:: INSTRUCTIONS FOR THE TASK ::
Take each line of the records below that contains the string "content" and copy it.

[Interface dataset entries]
┌────────

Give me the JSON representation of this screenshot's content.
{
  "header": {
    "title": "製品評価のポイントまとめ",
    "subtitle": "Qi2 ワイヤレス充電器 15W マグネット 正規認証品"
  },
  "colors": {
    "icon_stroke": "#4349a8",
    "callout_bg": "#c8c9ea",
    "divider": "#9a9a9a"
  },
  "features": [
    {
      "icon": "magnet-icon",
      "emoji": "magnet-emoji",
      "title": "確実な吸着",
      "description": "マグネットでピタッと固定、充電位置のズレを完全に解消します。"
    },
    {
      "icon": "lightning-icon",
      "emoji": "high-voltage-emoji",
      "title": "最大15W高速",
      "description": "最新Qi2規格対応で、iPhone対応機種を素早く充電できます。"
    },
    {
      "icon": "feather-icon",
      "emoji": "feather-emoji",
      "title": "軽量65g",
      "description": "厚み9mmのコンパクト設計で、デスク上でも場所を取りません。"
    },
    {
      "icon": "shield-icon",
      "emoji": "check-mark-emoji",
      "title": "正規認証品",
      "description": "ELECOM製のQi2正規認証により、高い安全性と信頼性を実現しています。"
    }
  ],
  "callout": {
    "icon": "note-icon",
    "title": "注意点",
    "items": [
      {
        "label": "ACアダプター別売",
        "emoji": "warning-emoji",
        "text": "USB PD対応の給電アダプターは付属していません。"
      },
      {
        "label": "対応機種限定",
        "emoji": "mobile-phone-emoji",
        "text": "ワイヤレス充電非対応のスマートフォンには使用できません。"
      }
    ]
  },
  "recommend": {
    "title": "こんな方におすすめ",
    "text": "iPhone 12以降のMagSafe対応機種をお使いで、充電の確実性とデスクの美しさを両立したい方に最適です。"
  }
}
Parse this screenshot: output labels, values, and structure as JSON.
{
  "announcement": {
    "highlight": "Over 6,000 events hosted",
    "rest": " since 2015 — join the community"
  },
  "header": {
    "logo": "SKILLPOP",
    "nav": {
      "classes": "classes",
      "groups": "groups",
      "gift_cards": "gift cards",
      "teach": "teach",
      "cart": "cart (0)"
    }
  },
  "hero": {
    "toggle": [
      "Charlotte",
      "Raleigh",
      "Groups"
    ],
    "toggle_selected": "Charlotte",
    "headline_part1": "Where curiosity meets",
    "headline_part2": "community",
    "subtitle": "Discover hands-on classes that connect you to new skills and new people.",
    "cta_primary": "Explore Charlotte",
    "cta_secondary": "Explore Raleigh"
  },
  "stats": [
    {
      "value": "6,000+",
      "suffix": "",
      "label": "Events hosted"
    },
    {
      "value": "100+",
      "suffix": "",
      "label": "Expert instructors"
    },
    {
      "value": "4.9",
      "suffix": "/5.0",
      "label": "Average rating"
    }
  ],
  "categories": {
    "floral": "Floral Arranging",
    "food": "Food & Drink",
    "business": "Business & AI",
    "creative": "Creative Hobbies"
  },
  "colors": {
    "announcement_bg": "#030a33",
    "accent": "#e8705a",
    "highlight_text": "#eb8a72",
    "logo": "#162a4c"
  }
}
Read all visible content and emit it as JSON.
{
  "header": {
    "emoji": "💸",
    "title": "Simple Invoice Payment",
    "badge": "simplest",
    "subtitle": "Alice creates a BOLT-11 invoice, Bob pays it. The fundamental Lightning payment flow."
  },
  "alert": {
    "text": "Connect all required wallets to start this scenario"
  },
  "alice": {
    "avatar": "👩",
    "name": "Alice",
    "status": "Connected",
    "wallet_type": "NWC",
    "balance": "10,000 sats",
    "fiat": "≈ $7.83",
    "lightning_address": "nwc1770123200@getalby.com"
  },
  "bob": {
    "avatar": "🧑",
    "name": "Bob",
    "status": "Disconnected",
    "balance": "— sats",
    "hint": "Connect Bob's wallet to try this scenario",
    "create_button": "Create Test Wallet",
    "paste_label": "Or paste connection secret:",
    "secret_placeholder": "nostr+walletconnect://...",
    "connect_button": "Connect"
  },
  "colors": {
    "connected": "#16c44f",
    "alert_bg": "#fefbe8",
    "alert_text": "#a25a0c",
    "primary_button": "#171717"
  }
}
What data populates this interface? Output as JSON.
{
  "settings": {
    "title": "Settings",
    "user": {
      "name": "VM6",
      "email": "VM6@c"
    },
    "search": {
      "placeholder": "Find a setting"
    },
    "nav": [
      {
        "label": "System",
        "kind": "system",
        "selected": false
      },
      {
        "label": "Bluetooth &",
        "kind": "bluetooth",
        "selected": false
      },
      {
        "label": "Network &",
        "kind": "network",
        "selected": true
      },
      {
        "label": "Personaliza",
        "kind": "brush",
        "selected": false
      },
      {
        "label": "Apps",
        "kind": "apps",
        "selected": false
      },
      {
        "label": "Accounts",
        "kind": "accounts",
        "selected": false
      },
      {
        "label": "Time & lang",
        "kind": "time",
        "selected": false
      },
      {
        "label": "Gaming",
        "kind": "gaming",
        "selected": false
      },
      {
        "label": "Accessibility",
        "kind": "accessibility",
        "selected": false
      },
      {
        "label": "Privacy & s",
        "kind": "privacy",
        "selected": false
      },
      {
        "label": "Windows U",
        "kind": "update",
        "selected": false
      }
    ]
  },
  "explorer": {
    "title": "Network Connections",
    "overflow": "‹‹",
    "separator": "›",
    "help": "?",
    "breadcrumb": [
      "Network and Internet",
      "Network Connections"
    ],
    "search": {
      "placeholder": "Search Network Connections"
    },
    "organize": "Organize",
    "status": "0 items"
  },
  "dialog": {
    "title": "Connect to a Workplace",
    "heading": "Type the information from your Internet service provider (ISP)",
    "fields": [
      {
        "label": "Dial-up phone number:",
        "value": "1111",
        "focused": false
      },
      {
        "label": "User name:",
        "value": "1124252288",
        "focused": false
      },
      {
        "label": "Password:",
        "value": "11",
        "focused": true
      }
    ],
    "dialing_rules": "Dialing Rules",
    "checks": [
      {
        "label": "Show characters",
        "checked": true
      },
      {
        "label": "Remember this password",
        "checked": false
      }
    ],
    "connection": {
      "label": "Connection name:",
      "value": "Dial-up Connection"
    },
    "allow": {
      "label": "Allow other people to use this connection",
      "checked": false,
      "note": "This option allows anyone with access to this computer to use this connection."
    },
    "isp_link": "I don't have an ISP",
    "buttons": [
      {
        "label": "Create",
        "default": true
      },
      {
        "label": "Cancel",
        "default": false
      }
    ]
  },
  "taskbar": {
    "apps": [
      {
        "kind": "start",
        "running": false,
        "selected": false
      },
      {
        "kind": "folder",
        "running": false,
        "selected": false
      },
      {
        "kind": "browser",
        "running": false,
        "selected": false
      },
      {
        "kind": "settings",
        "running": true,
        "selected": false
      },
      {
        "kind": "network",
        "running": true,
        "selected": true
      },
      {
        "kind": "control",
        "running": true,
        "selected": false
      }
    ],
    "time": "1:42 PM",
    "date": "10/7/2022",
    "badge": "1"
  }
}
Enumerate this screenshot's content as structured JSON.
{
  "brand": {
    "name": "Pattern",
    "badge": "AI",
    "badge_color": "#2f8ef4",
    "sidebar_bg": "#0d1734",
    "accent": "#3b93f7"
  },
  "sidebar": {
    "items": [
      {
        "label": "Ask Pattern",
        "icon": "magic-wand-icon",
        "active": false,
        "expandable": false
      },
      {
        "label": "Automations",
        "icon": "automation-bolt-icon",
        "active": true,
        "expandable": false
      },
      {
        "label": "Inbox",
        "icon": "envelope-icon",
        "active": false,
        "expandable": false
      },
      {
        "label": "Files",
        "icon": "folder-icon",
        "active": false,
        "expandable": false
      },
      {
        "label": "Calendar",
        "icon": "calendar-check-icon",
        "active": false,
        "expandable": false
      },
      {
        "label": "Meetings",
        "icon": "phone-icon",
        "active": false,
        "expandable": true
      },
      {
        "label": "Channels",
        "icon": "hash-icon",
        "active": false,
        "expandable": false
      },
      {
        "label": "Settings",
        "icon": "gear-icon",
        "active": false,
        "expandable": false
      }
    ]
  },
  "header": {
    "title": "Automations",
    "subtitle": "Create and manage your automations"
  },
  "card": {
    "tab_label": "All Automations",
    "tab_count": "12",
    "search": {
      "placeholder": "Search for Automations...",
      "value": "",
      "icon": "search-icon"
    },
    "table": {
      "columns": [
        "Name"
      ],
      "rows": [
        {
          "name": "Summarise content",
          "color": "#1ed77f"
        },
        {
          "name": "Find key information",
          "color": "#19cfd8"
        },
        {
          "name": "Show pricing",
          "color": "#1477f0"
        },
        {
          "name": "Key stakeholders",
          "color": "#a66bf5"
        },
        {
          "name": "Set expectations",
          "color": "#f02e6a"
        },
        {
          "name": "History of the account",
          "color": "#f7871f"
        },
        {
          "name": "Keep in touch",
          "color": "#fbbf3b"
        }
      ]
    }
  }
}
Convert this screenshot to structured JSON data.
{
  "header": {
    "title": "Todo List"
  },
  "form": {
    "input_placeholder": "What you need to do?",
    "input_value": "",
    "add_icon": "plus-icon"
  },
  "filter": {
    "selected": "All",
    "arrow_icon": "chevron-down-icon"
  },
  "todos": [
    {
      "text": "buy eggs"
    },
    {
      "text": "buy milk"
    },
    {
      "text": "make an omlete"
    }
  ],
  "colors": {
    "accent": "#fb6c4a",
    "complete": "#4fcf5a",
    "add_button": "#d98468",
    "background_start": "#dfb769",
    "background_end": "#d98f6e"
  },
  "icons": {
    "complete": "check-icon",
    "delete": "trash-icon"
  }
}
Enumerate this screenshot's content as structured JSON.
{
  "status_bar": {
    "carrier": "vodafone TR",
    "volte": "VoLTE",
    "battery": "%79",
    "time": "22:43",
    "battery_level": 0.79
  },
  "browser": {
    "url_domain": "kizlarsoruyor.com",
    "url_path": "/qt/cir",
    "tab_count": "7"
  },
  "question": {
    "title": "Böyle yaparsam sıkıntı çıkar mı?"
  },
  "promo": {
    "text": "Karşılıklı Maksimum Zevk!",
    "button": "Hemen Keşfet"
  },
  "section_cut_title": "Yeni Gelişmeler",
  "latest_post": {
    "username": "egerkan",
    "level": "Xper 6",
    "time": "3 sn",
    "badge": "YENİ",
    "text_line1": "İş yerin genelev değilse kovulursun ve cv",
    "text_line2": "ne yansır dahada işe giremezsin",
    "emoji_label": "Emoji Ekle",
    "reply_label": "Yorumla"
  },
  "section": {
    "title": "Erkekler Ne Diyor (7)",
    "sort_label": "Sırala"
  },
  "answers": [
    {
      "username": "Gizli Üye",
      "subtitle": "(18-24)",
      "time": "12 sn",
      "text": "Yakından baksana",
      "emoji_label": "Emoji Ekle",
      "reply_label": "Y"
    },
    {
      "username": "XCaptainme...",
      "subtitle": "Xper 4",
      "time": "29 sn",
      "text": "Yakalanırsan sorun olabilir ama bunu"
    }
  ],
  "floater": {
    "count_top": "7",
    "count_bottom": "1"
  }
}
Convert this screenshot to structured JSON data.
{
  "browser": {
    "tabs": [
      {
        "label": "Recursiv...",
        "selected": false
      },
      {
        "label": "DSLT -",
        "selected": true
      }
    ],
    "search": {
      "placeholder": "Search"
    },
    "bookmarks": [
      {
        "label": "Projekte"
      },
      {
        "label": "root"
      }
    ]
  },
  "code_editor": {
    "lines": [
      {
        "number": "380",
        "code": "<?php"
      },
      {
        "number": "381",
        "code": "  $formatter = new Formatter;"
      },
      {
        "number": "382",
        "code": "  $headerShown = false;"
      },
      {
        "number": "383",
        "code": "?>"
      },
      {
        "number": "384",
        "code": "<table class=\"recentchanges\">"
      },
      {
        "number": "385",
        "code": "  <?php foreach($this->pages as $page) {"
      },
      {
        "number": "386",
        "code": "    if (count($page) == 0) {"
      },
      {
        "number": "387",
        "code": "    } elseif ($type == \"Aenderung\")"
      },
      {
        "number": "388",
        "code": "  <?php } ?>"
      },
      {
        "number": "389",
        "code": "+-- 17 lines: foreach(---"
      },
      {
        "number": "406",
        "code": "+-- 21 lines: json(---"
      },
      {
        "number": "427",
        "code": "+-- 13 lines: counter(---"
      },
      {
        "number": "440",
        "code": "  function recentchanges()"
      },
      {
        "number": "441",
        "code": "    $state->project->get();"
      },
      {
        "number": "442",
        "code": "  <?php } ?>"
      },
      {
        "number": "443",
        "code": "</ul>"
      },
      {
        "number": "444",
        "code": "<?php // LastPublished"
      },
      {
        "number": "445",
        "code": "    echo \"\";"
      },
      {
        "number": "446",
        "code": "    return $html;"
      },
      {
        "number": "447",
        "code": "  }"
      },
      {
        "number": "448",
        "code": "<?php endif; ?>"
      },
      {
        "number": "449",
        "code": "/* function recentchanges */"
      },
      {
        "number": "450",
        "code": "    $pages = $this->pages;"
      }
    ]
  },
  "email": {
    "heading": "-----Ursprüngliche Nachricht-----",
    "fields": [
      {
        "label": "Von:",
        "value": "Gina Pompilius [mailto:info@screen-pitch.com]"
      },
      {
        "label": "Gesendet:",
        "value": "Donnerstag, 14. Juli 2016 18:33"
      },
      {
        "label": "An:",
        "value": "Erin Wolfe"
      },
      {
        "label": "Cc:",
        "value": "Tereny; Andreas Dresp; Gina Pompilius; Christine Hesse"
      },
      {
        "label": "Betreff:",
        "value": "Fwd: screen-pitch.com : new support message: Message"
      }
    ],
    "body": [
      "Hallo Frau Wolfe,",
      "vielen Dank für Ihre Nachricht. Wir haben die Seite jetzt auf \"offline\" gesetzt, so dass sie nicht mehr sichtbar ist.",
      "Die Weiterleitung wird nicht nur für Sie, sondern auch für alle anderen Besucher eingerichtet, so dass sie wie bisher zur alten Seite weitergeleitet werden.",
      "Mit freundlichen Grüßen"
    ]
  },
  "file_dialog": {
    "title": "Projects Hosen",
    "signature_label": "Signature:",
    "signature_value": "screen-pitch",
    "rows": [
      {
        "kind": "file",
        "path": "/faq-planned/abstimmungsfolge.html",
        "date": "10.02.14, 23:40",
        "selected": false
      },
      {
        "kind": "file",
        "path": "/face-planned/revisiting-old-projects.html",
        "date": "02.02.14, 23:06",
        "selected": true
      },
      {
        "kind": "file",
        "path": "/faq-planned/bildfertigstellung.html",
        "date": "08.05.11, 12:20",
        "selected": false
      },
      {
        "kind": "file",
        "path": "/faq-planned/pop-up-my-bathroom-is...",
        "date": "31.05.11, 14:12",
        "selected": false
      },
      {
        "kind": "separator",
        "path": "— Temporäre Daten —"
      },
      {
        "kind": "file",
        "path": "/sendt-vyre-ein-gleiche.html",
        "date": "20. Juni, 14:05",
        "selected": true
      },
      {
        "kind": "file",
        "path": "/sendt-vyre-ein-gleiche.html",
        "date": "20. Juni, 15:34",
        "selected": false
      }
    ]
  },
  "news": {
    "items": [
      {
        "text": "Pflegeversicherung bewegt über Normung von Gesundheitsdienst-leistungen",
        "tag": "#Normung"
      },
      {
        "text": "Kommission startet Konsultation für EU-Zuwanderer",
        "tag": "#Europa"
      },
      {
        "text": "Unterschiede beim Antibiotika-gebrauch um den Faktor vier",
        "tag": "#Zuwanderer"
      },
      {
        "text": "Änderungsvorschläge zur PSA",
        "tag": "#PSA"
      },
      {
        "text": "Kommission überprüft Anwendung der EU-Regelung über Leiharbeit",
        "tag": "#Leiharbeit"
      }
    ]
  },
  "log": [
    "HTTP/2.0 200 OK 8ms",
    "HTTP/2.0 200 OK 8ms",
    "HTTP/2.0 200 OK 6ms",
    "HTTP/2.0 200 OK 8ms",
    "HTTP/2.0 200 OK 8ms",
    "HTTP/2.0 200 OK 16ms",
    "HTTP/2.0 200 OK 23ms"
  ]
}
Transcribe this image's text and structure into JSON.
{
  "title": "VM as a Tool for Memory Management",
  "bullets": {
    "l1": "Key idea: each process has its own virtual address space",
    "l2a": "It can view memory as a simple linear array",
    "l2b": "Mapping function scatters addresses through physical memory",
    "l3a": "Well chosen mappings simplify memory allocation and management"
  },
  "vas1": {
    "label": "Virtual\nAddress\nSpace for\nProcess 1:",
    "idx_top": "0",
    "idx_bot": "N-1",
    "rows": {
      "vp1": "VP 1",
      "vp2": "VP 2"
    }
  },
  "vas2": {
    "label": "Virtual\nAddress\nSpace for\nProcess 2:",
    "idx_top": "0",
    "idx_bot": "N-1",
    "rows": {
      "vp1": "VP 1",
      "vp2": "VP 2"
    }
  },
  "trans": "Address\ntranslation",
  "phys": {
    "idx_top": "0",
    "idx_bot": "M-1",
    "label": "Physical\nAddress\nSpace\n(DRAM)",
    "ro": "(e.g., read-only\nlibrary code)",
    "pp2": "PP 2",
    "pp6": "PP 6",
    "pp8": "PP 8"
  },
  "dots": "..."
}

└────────

:: ANSWER FOR THE TASK ::
Give me the JSON representation of this screenshot's content.
Read all visible content and emit it as JSON.
Enumerate this screenshot's content as structured JSON.
          "name": "Summarise content",
Enumerate this screenshot's content as structured JSON.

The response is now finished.